Bookish, conservative, closeted and elite, Oxford is a privileged place, highly aware of its international standing as one of the world’s most famous university towns and yet remarkably restrained for a city driven by its student population. It’s the kind of place where the pursuit of excellence, the weight of academic achievement and the whiff of intellectual ideals is palpable as soon as you get off the bus.
Thirty-nine colleges make up the university, their elegant honey-coloured buildings wrapping around winding cobbled streets and attracting hoards of tourists each year. Yet despite the rushing traffic and throngs of people, inside their jealously guarded quadrangles an aura of studious calm descends. The oldest colleges date back almost 750 years and little has changed inside the hallowed walls since then. The archaic traditions, customs and dress codes live on and the architecture remains largely untouched, allowing visitors to experience the colleges as countless prime ministers, poets, writers and scientists have done.
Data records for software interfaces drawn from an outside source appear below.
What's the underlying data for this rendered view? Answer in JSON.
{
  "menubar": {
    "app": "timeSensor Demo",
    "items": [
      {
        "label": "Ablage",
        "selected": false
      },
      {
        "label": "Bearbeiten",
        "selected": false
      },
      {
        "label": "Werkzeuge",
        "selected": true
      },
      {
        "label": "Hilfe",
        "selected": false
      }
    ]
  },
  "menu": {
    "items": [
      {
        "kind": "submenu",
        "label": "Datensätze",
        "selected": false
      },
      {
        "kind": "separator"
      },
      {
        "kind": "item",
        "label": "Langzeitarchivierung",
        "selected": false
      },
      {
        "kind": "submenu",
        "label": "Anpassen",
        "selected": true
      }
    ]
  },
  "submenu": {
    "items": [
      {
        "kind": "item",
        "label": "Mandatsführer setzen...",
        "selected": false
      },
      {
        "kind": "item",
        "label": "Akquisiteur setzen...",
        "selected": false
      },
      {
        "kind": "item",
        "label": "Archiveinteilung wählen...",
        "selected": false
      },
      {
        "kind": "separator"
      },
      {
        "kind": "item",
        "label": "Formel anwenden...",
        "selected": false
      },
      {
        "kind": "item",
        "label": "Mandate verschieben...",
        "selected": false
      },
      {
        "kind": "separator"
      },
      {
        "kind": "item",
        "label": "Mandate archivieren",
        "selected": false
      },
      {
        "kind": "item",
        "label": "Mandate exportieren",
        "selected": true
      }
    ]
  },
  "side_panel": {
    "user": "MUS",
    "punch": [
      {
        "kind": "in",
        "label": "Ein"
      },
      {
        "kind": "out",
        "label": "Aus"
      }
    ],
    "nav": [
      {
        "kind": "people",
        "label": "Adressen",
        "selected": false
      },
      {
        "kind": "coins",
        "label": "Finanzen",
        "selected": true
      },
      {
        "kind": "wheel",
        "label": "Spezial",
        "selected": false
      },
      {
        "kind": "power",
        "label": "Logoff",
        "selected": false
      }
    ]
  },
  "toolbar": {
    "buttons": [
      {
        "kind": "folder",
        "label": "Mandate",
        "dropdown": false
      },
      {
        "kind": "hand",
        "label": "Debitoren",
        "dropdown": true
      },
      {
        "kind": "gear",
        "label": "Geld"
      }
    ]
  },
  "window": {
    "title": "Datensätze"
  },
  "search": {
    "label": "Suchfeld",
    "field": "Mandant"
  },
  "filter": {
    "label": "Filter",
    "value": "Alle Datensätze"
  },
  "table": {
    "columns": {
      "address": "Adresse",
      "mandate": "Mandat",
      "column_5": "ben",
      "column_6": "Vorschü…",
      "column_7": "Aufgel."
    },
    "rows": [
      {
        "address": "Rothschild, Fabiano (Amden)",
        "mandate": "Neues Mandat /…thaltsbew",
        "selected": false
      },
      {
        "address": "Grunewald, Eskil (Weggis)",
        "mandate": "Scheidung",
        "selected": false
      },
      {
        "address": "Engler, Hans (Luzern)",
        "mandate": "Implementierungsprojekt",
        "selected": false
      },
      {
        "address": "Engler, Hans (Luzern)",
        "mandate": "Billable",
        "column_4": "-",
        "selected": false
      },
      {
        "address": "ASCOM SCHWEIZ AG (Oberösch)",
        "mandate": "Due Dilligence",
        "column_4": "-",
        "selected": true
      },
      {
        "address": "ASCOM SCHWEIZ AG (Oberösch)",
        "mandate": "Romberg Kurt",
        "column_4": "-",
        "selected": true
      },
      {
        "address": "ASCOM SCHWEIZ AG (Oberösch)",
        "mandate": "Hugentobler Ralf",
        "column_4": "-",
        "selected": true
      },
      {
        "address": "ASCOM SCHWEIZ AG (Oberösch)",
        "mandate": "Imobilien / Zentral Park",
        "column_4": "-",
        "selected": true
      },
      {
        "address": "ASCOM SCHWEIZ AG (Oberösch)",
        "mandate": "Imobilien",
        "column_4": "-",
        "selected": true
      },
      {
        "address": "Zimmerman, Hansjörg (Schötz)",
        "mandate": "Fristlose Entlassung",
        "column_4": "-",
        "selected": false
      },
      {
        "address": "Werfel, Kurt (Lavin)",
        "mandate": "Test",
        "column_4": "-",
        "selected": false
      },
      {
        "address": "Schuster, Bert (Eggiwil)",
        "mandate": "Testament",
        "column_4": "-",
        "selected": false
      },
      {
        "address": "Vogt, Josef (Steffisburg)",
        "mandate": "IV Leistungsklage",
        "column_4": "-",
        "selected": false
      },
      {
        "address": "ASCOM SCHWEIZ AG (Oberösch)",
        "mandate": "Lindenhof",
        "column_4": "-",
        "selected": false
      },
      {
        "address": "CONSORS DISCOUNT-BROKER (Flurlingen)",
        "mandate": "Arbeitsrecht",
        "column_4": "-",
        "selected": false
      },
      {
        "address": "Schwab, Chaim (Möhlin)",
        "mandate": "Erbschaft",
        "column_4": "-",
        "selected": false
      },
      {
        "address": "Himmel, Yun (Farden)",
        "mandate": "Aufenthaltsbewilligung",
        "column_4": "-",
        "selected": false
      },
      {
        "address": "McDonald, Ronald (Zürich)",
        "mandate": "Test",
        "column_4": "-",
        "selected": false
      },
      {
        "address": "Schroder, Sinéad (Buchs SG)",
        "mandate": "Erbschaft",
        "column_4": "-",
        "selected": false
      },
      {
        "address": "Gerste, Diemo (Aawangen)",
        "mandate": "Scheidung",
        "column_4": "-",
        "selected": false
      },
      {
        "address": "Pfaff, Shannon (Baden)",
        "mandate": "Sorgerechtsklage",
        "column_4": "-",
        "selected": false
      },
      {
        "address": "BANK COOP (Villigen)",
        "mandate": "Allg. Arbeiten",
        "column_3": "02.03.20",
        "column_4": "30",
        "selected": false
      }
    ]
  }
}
Yet, the university is only part of Oxford’s story; long before Mensa was ever born the Morris motor car was rolling off production lines in Cowley, and today the university’s academic elite are still far outnumbered by the real-world majority. Butting up against all that fine architecture, the celebrated libraries, world-class museums and historic pubs is an increasingly urbane city flush with chic restaurants, trendy bars and exclusive shops.